In Gurney's work family secrets are revealed and tempers flare as old wounds are reopened and nurtured by the consumption of a large quantity of alcohol.
The playwright's great-grandfather's puzzling suicide (referred to in the play) evidently cast a heavy shadow over his grandfather's and father's lives. They both settled for a safe bourgeois world where servants, playing golf at the country club and the cocktail hour were sacred rituals.
"There is nothing more dangerous than the cocktail hour," says one of Gurney's characters in the play. "It has taken the place of evening prayers," jokes his stage father.
In the show the oldest son, John, a brooding playwright who has an annoying penchant for over analyzing everything, returns home to get permission to produce a realistic play he has written about his father.
Naturally the patriarch of the house is horrified and refuses; "Why can't you write about nice, trivial things?" His son agrees to wait until his father has passed on.
John is constantly seeking his father's approval and has always harbored a sneaking suspicion that he is adopted.

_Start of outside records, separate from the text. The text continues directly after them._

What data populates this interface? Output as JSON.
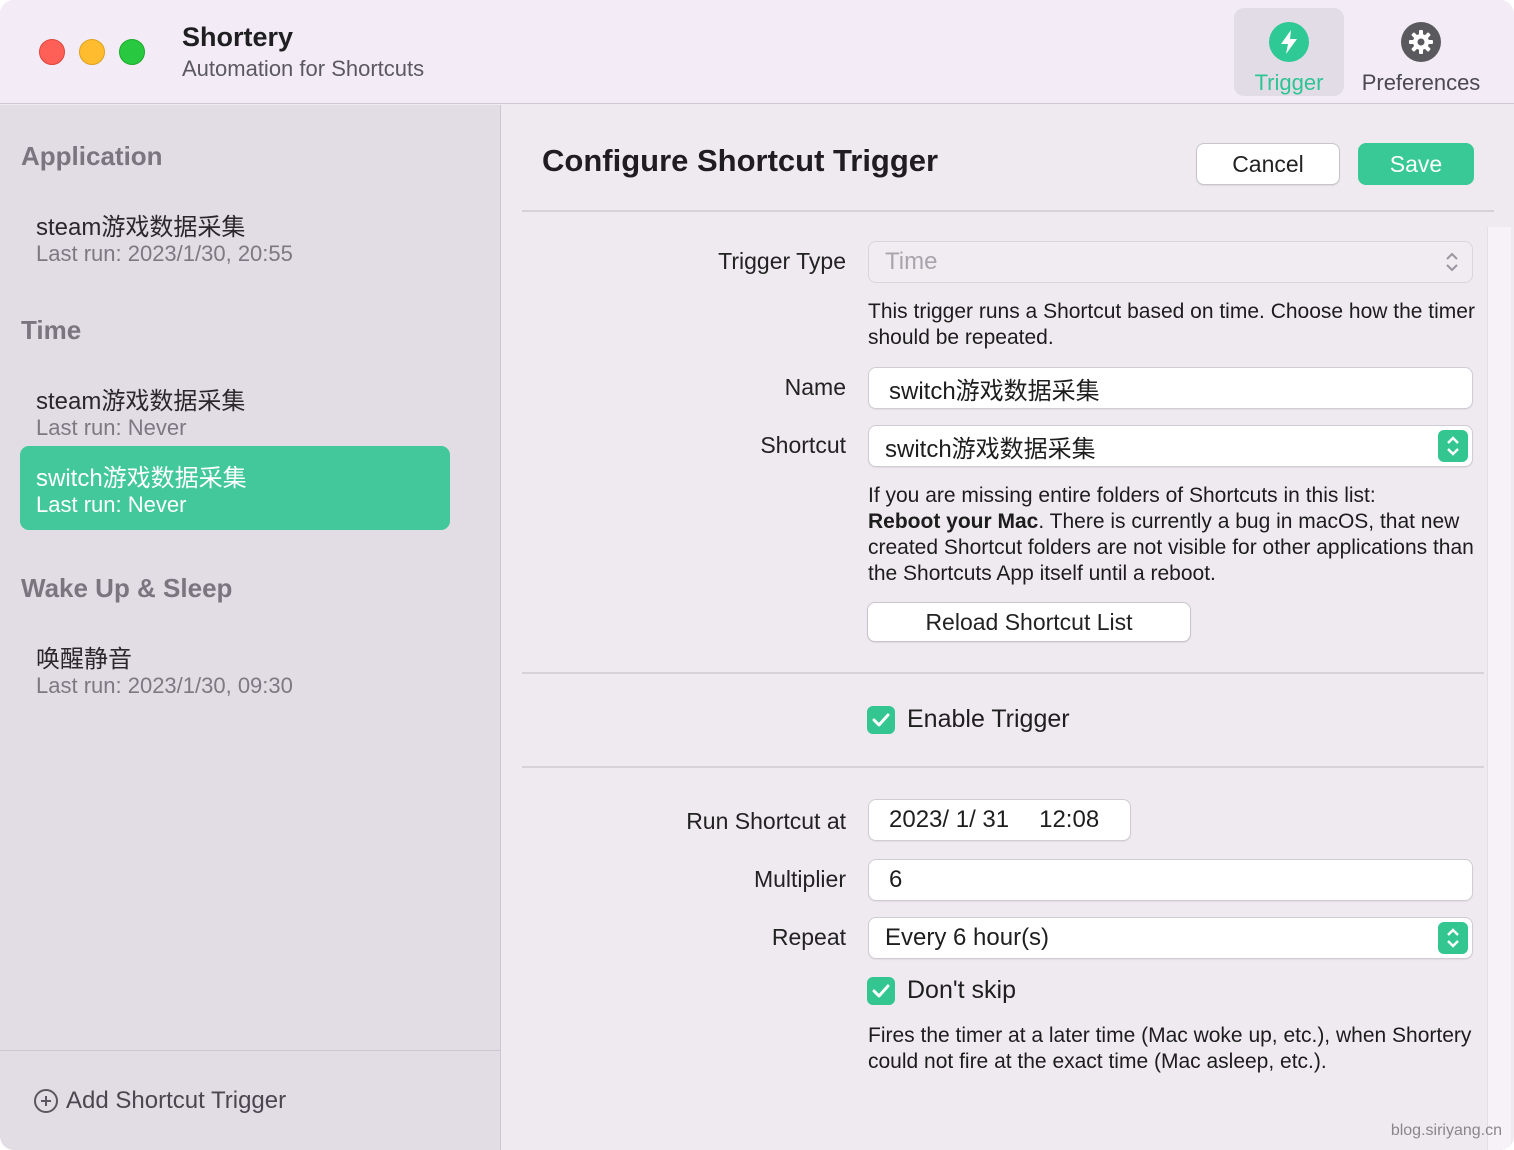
{
  "app": {
    "title": "Shortery",
    "subtitle": "Automation for Shortcuts"
  },
  "toolbar": {
    "trigger_label": "Trigger",
    "preferences_label": "Preferences"
  },
  "sidebar": {
    "sections": [
      {
        "heading": "Application",
        "items": [
          {
            "name": "steam游戏数据采集",
            "last_run": "Last run: 2023/1/30, 20:55"
          }
        ]
      },
      {
        "heading": "Time",
        "items": [
          {
            "name": "steam游戏数据采集",
            "last_run": "Last run: Never"
          },
          {
            "name": "switch游戏数据采集",
            "last_run": "Last run: Never",
            "selected": true
          }
        ]
      },
      {
        "heading": "Wake Up & Sleep",
        "items": [
          {
            "name": "唤醒静音",
            "last_run": "Last run: 2023/1/30, 09:30"
          }
        ]
      }
    ],
    "add_label": "Add Shortcut Trigger"
  },
  "main": {
    "title": "Configure Shortcut Trigger",
    "cancel_label": "Cancel",
    "save_label": "Save",
    "trigger_type": {
      "label": "Trigger Type",
      "value": "Time"
    },
    "trigger_type_help": "This trigger runs a Shortcut based on time. Choose how the timer should be repeated.",
    "name": {
      "label": "Name",
      "value": "switch游戏数据采集"
    },
    "shortcut": {
      "label": "Shortcut",
      "value": "switch游戏数据采集"
    },
    "shortcut_help": {
      "line1": "If you are missing entire folders of Shortcuts in this list:",
      "bold": "Reboot your Mac",
      "rest": ". There is currently a bug in macOS, that new created Shortcut folders are not visible for other applications than the Shortcuts App itself until a reboot."
    },
    "reload_label": "Reload Shortcut List",
    "enable_trigger": {
      "label": "Enable Trigger",
      "checked": true
    },
    "run_at": {
      "label": "Run Shortcut at",
      "date": "2023/  1/ 31",
      "time": "12:08"
    },
    "multiplier": {
      "label": "Multiplier",
      "value": "6"
    },
    "repeat": {
      "label": "Repeat",
      "value": "Every 6 hour(s)"
    },
    "dont_skip": {
      "label": "Don't skip",
      "checked": true
    },
    "dont_skip_help": "Fires the timer at a later time (Mac woke up, etc.), when Shortery could not fire at the exact time (Mac asleep, etc.)."
  },
  "watermark": "blog.siriyang.cn",
  "colors": {
    "accent": "#38c996",
    "selected_row": "#42c89a"
  }
}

This notion is given some weight by his very reserved mother's surprising confession that she once wrote a romantic novel in which a character like herself had a love affair with the man who groomed their horses.
Daughter Nina, who has married properly and done all the right things, enters the cocktail rite, which precedes the customary formal dinner, and becomes insulted when she finds she is only a minor character in John's play. She is suffering from an identity crisis and wants to prove herself by moving temporarily to another state to be part of a training program for seeing-eye dogs.

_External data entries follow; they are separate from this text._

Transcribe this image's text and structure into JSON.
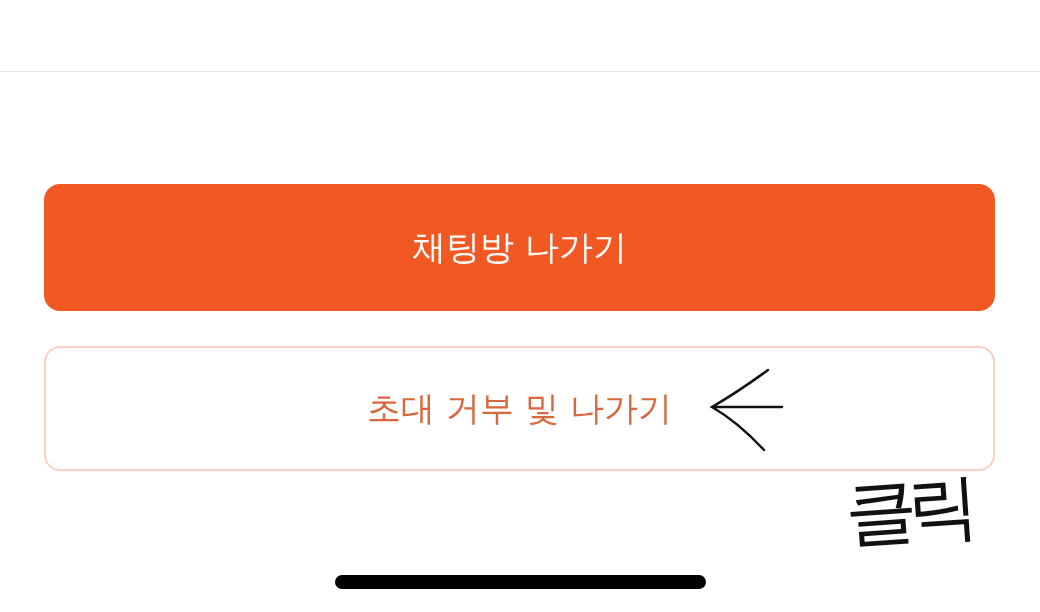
{
  "buttons": [
    {
      "label": "채팅방 나가기",
      "kind": "filled"
    },
    {
      "label": "초대 거부 및 나가기",
      "kind": "outline"
    }
  ],
  "annotation": {
    "text": "클릭"
  }
}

Jigger, the favored son, never appears. We learn through a telephone conversation that he has given up his business job and is headed for California to fulfill his dream of boat building.
The world is crumbling about the father as he sees his offspring taking the free paths he never could.
This local production of "The Cocktail Hour" is distinguished by the stupendous performance of Robert Walsh as the blustering, self-pitying, yet likable "head of the household."
Walsh's long, rambling monologues in the beginning, interrupted only by snippets of others' conversations, are priceless.
The actor's wife, Ruth Walsh, gives a thoroughly amusing performance as the feather-brained mother that is remindful of the studied mannerisms of a nancy reagan and the fey quality of a Gracie Allen
Harry B. Turner offers a fine, indept, probing characterization as the insecure playwright cansttly testing his parents' love.
Bethany Brown is endearingly comical as the frustrated daughter not content to be just a proper wife and mother.
* A pleasantly entertaining version of Rodgers and Hammerstein's classic musical, "The King and I," is on stage at the TowsonTowne Dinner Theatre through June 16. The show stars Dennis Knight as the exotic king of Siam who reluctantly learns Western ways from an independent English governess played by Sue Centurelli.
The show features nice performances, great old songs, and good choreography -- especially "The Ballet: Small House of Uncle Thomas" number -- and musical direction by Robert Jenkins. Good support is given by Bill Grauer, Colleen Gilpin and Richard Byrd.